At least in the NHL, there is a Senator deserving of public accolades

Erik Karlsson is having a fantastic season with the Ottawa Senators and has proven himself the clear choise to win the Norris Trophy as the NHL's best defenceman.

Erik Karlsson, front, has come alive for the Ottawa Senators in his third NHL season.
Erik Karlsson, front, has come alive for the Ottawa Senators in his third NHL season.


It is getting difficult to have a conversation about the Norris Trophy - which goes to the NHL's best defenceman - without mentioning the exploits of Erik Karlsson, the Ottawa Senators blue-liner.

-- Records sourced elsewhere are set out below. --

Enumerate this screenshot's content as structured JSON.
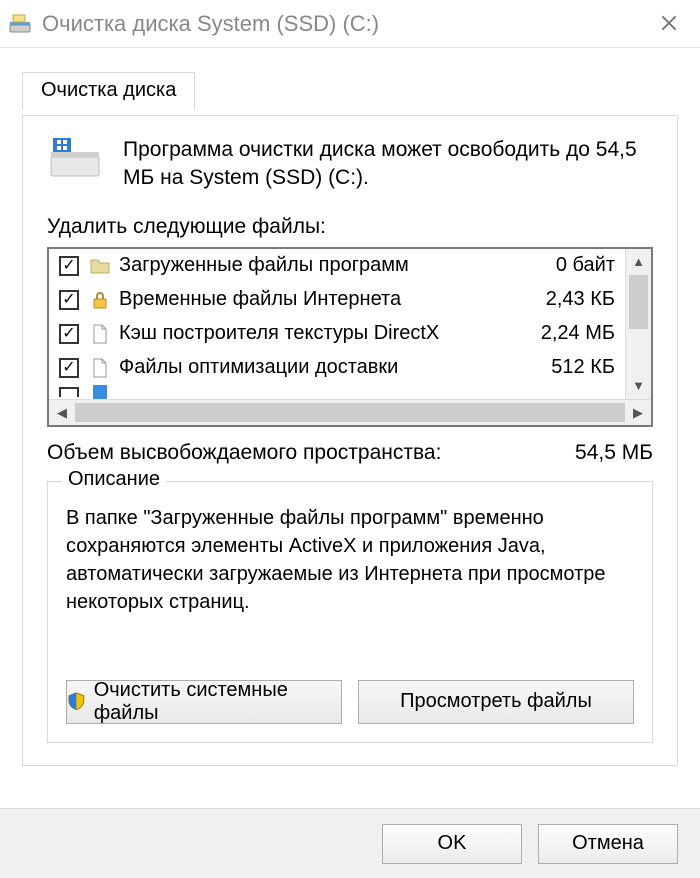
{
  "window": {
    "title": "Очистка диска System (SSD) (C:)"
  },
  "tab": {
    "label": "Очистка диска"
  },
  "intro": "Программа очистки диска может освободить до 54,5 МБ на System (SSD) (C:).",
  "files_label": "Удалить следующие файлы:",
  "items": [
    {
      "checked": true,
      "icon": "folder",
      "name": "Загруженные файлы программ",
      "size": "0 байт"
    },
    {
      "checked": true,
      "icon": "lock",
      "name": "Временные файлы Интернета",
      "size": "2,43 КБ"
    },
    {
      "checked": true,
      "icon": "file",
      "name": "Кэш построителя текстуры DirectX",
      "size": "2,24 МБ"
    },
    {
      "checked": true,
      "icon": "file",
      "name": "Файлы оптимизации доставки",
      "size": "512 КБ"
    }
  ],
  "total": {
    "label": "Объем высвобождаемого пространства:",
    "value": "54,5 МБ"
  },
  "description": {
    "legend": "Описание",
    "text": "В папке \"Загруженные файлы программ\" временно сохраняются элементы ActiveX и приложения Java, автоматически загружаемые из Интернета при просмотре некоторых страниц."
  },
  "buttons": {
    "cleanup_system": "Очистить системные файлы",
    "view_files": "Просмотреть файлы",
    "ok": "OK",
    "cancel": "Отмена"
  }
}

Last year, Karlsson was a 20 year old in his second season on an awful team. He was picked to be Ottawa's representative at the 2011 All-Star Game basically because the team didn't have anyone who rated an invitation (Daniel Alfredsson, their captain, and Jason Spezza were out with injuries).

Karlsson went to the mid-season classic, had a good time, then returned to the reality of Ottawa's off-the-rails season. He ended up minus-30, one of the worst plus-minus marks in the league.

But what a difference a year makes. Karlsson has been a star since the first day this season, and the Senators have undergone an astounding turnaround that should see them make the play-offs. This year, Karlsson attended the All-Star Game because he truly deserved to be there - and it was in Ottawa, too, making for a memorable experience.

And how's this for a Norris argument: Karlsson had 60 points in 61 games while no other NHL defenceman had more than 40 points. Or this: he had more assists (47) than any other defender had points while also being tied for the lead in goals (13).

Karlsson's not a shutdown defenceman in the Larry Robinson mould, but his game is all about mobility - moving from defence to offence and running the power play. And he's got few NHL equals in that regard.